But while LaBeouf didn’t get a rise out of Clowes, he did receive a cease-and-desist letter from the cartoonist’s attorney — which the actor promptly posted on the social media platform.
After pointing out that the storyboard drawings are copied from “David Boring,” Clowes’ attorney Michael J. Kump notes that, “if the foregoing isn’t outrageous enough conduct by your client, Mr. LaBeouf in his tweet today plagiarized Mr. Clowes’ own description of ‘David Boring'” as “it’s like Fassbinder meets half-baked Nabokov on Gilligan’s Island.” (Also worth noting: The photos fanned out beneath the drawing are of actors Patton Oswalt and Seth Rogen, who recently mocked LaBeouf’s ongoing Twitter apologies.)
LaBeouf was confronted with charges of plagiarism in mid-December following the online release of his 2012 short film HowardCantour.com, an almost-direct — and completely unauthorized — adaptation of Clowes’ 2007 comic Justin M. Damiano. LaBeouf quickly issued an apology, but even significant portions of that were found to be lifted from other sources, leading to weeks of bizarre, and frequently plagiarized, tweets from the first-time director.

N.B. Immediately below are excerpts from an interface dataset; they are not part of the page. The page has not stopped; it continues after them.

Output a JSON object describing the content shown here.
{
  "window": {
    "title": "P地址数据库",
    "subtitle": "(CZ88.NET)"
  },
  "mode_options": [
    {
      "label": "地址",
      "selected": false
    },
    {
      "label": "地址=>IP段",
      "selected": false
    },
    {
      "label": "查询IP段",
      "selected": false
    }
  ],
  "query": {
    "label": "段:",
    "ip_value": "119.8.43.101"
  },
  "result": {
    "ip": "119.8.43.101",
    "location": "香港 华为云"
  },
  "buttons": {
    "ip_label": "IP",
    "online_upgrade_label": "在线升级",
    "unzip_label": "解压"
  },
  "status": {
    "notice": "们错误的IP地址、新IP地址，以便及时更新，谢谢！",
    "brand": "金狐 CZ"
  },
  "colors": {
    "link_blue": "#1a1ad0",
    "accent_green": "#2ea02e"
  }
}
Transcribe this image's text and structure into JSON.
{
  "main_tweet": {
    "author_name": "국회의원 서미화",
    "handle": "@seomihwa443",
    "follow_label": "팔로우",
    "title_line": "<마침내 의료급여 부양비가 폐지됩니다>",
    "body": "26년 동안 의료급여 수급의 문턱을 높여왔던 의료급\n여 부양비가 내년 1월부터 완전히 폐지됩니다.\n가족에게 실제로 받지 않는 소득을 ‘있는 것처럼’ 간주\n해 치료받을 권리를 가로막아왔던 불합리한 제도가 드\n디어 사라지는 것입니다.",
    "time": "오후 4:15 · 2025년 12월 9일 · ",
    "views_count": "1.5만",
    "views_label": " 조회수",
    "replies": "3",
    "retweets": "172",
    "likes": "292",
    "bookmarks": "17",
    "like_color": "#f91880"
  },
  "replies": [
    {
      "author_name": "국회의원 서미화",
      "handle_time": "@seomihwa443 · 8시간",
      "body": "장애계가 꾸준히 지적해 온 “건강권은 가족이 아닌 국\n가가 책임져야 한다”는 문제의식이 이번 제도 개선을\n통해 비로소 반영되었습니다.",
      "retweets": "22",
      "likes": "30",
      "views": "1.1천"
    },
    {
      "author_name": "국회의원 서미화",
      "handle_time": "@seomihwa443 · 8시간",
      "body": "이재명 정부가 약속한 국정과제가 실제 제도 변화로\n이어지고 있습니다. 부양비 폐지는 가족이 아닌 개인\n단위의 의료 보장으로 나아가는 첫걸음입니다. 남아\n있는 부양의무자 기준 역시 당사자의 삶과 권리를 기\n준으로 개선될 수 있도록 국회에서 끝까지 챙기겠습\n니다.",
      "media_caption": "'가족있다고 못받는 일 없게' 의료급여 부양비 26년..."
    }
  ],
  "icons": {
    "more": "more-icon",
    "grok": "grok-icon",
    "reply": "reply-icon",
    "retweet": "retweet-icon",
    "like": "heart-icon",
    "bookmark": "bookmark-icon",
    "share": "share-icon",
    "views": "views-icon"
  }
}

In the letter to LaBeouf’s lawyer Brian G. Wolf , Kump writes, “your client is clearly out of control.”
“He must stop his improper and outlandish conduct directed at Mr. Clows and his works, and your clients must take all necessary and appropriate steps to redress his wrongs,” Kump continues in the letter. “We have been waiting since December 27 to hear how Mr. LaBeouf intends to make right, but all that has happened is further wrongful acts, such as described above, and more foolishness such as Mr. LaBeouf’s New Year’s Day sky-writing frolic that exposed Mr. Clowes to further ridicule. Leave Mr. Clowes alone, and address and fix these problems immediately.”